I wanted to begin this blog first with the passing because it all relates to my year long (seems like a lifetime of) research about my direct ancestral connection to the first Flag of the Philippines especially for this month of October's Filipino American History Month (Filipino American Heritage Month) as well as my rich family history -- at least, from my mother's side of the family. Plus, I'm a history nut! So, I may be incorrect with some of the dates here or even the relationships of my family...believe me, there is so much information out there as well as too little to confirm online. This blog may be re-edited after it is published.

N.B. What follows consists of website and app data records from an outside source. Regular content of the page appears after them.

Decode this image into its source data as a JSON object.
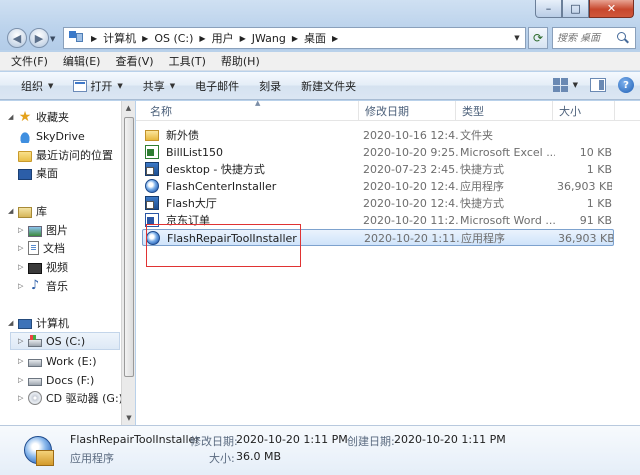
{
  "window": {
    "controls": {
      "minimize": "–",
      "maximize": "□",
      "close": "✕"
    }
  },
  "address": {
    "crumbs": [
      "计算机",
      "OS (C:)",
      "用户",
      "JWang",
      "桌面"
    ],
    "search_placeholder": "搜索 桌面"
  },
  "menu": [
    "文件(F)",
    "编辑(E)",
    "查看(V)",
    "工具(T)",
    "帮助(H)"
  ],
  "commands": {
    "organize": "组织",
    "open": "打开",
    "share": "共享",
    "email": "电子邮件",
    "burn": "刻录",
    "new_folder": "新建文件夹"
  },
  "nav": {
    "favorites": "收藏夹",
    "skydrive": "SkyDrive",
    "recent": "最近访问的位置",
    "desktop": "桌面",
    "libraries": "库",
    "pictures": "图片",
    "documents": "文档",
    "videos": "视频",
    "music": "音乐",
    "computer": "计算机",
    "drive_c": "OS (C:)",
    "drive_e": "Work (E:)",
    "drive_f": "Docs (F:)",
    "drive_g": "CD 驱动器 (G:) I"
  },
  "columns": {
    "name": "名称",
    "date": "修改日期",
    "type": "类型",
    "size": "大小"
  },
  "files": [
    {
      "name": "新外债",
      "date": "2020-10-16 12:4...",
      "type": "文件夹",
      "size": "",
      "icon": "folder-icon"
    },
    {
      "name": "BillList150",
      "date": "2020-10-20 9:25...",
      "type": "Microsoft Excel ...",
      "size": "10 KB",
      "icon": "excel-file-icon"
    },
    {
      "name": "desktop - 快捷方式",
      "date": "2020-07-23 2:45...",
      "type": "快捷方式",
      "size": "1 KB",
      "icon": "shortcut-icon"
    },
    {
      "name": "FlashCenterInstaller",
      "date": "2020-10-20 12:4...",
      "type": "应用程序",
      "size": "36,903 KB",
      "icon": "app-icon"
    },
    {
      "name": "Flash大厅",
      "date": "2020-10-20 12:4...",
      "type": "快捷方式",
      "size": "1 KB",
      "icon": "shortcut-icon"
    },
    {
      "name": "京东订单",
      "date": "2020-10-20 11:2...",
      "type": "Microsoft Word ...",
      "size": "91 KB",
      "icon": "word-file-icon"
    },
    {
      "name": "FlashRepairToolInstaller",
      "date": "2020-10-20 1:11...",
      "type": "应用程序",
      "size": "36,903 KB",
      "icon": "app-icon"
    }
  ],
  "details": {
    "name": "FlashRepairToolInstaller",
    "type": "应用程序",
    "modified_label": "修改日期:",
    "modified_value": "2020-10-20 1:11 PM",
    "created_label": "创建日期:",
    "created_value": "2020-10-20 1:11 PM",
    "size_label": "大小:",
    "size_value": "36.0 MB"
  },
  "colors": {
    "selection_border": "#7da2ce",
    "highlight_box": "#e03333"
  }
}
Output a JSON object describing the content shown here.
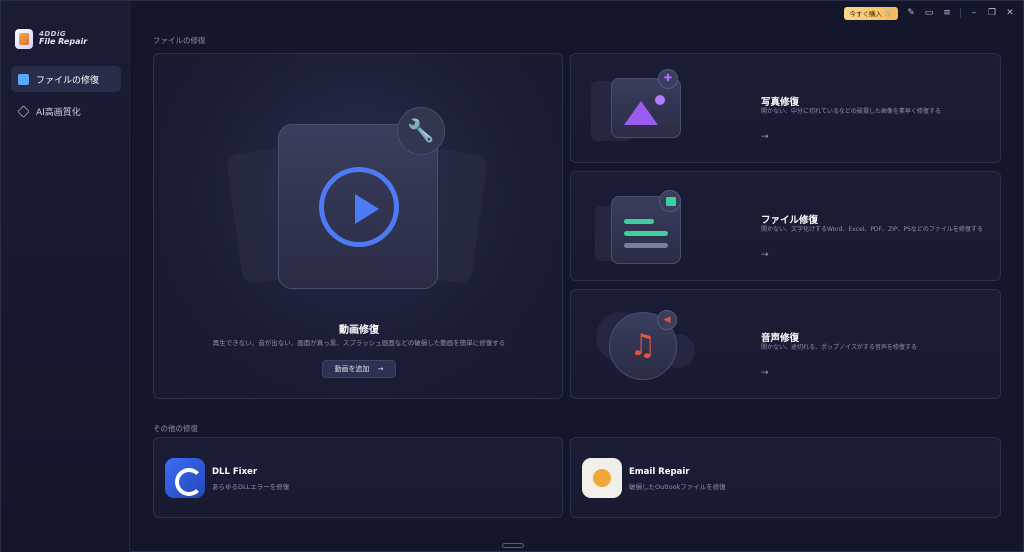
{
  "app": {
    "brand": "4DDiG",
    "product": "File Repair"
  },
  "sidebar": {
    "items": [
      {
        "label": "ファイルの修復",
        "icon": "file-repair-icon",
        "active": true
      },
      {
        "label": "AI高画質化",
        "icon": "ai-enhance-icon",
        "active": false
      }
    ]
  },
  "topbar": {
    "buy_label": "今すぐ購入"
  },
  "sections": {
    "repair_title": "ファイルの修復",
    "other_title": "その他の修復"
  },
  "video_card": {
    "title": "動画修復",
    "description": "再生できない、音が出ない、画面が真っ黒、スプラッシュ画面などの破損した動画を簡単に修復する",
    "button": "動画を追加",
    "arrow": "→"
  },
  "right_cards": [
    {
      "title": "写真修復",
      "description": "開かない、中分に切れているなどの破損した画像を素早く修復する",
      "arrow": "→"
    },
    {
      "title": "ファイル修復",
      "description": "開かない、文字化けするWord、Excel、PDF、ZIP、PSなどのファイルを修復する",
      "arrow": "→"
    },
    {
      "title": "音声修復",
      "description": "開かない、途切れる、ポップノイズがする音声を修復する",
      "arrow": "→"
    }
  ],
  "other_cards": [
    {
      "title": "DLL Fixer",
      "description": "あらゆるDLLエラーを修復",
      "icon": "dll-fixer-icon"
    },
    {
      "title": "Email Repair",
      "description": "破損したOutlookファイルを修復",
      "icon": "email-repair-icon"
    }
  ],
  "colors": {
    "accent_blue": "#4d7bf5",
    "photo_purple": "#9b5cf0",
    "file_green": "#3ecf9e",
    "audio_red": "#e0573b",
    "buy_gold": "#f4b95c"
  }
}
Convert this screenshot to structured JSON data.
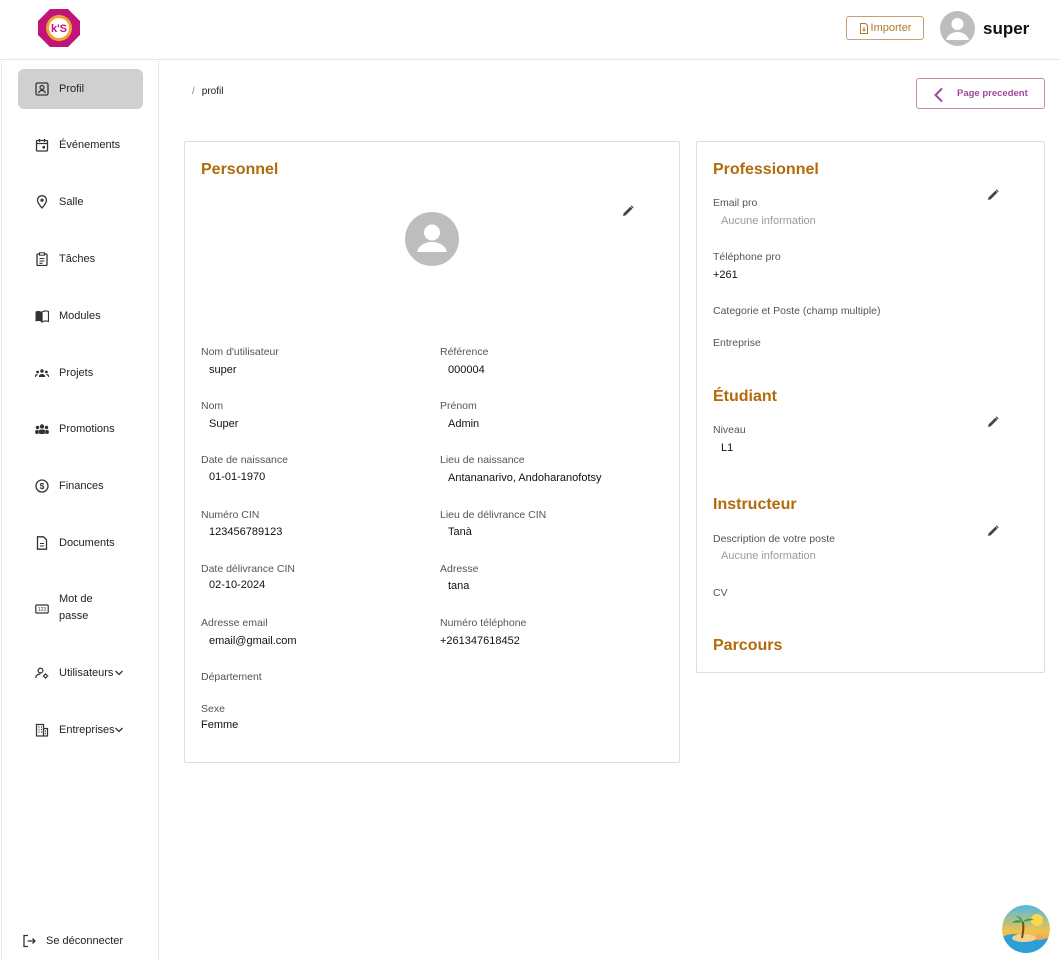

Since the first time I visited the Philippines in the Summer of 1977, I slowly accepted and embraced my Filipino heritage. You see, for years, even recently, I don't see myself as a Filipino, or even the term, "Filipino-American" or "Filipino American" for that matter. Where does that double terminology identity apply towards? Immigrants from the Philippines coming to America or people like me born and raised in the United States by Filipino parents? It can't mean both? I usually call myself "American" or if I'm feeling jovial, it's "American-Filipino" because honestly, I do not speak a lick of Tagalog.
Nevertheless, that doesn't stop me from learning something new about my culture, my heritage and even my family every time I'm in the Philippines. After a one-year stint living there from 1980-1981 and subsequent summer vacations thereafter, there was always something I'd pick up but, unfortunately forget about it later. Until 1995 after my grandmother passed away. She took care of my younger siblings and I during our one year stint in the Philippines. Aside from meeting my many, MANY relatives back in 1980, many of them were at her funeral. So, assembling everything I heard and was informed about my rich and historical Filipino lineage in 1980, 1995 and as recent as 2013, this is what I gathered...
The first photo you see above this blog are of Don Perpetuo Agoncillo and Doña Fidela Marasigan de Agoncillo, a prominent couple from Taal, Batangas in the mid to late 1800s. Both hailed from landed families and had eleven children. Don Perpetuo ran a highly successful shipping business during the latter years of the Spanish rule up to the time of the Japanese Occupation in the Philippines. They are either my 5th or 6th generation grandparents! Perpetuo was a close relation of Felipe Agoncillo (illustrated on the Philippines national stamp below and related to my mother's side), the first Filipino Diplomat and husband of Marcela Agoncillo, who sewed the first Philippine Flag. ZOINKS?!?
She was a daughter of a rich family in her hometown of Taal, Batangas. Finishing her studies at Santa Catalina College, she acquired her learning in music and crafts. At the age of 30, Agoncillo married Filipino lawyer and jurist Don Felipe Agoncillo (who was the Filipino representative to the negotiations in Paris -- that led to the Treaty of Paris which ended the Spanish-American War) and gave birth to six children. Her marriage led to her important role in Philippine history. When her husband was exiled to Hong Kong during the outbreak of the Philippine Revolution, Agoncillo and the rest of the family joined him and temporarily resided there to avoid the anti-Filipino hostility of some foreign countries. While in Hong Kong, General Emilio Aguinaldo requested her to sew a flag that would represent their country. Agoncillo, her eldest daughter, Lorenza and a friend, Delfina Herbosa de Natividad, a niece of Jose Rizal (HELLO?!?) manually sewed the flag (in Hong Kong) in accordance with General Aguinaldo's design which later became the Official Flag of the Philippines. The flag was made from fine silk which Marcela bought in Hong Kong. It was embroidered in gold and contained stripes of blue and red and a white triangle with the sun and three stars. It became known as "the sun and the stars flag". It was finished in a period of five days, through a difficult process. Marcela, Lorenza and Delfina worked manually with the aid of a sewing machine. They had to redo the flag when the rays of the sun were not placed in the proper direction. Their eyes and hands suffered due to the prolonged work. The flag was personally delivered by Marcela to Aguinaldo, which he brought back to Manila. It was hoisted from the window of Aguinaldo's house in Kawit, Cavite during the proclamation of Philippine Independence on June 12, 1898. Marcela was not able to witness the first public display of the flag because she had to stay with her husband, who was still in exile.
Last July 4, 2014, we commemorated the 68th Anniversary of the Formal Recognition of Philippine independence by the United States of America. Although General/President Emilio Aguinaldo initially Declares the Independence of the Philippines back in June 12,1898, it was not until July 4, 1946 when the United States of America officially recognized Philippine Independence. (below photo).
Whew! I learned more about my Filipino heritage here than I did when I spent a semester studying Pinoy history at St. Anthony Novaliches High School in Caloocan City during my one year stay...
Happy Filipino American History Month, everyone!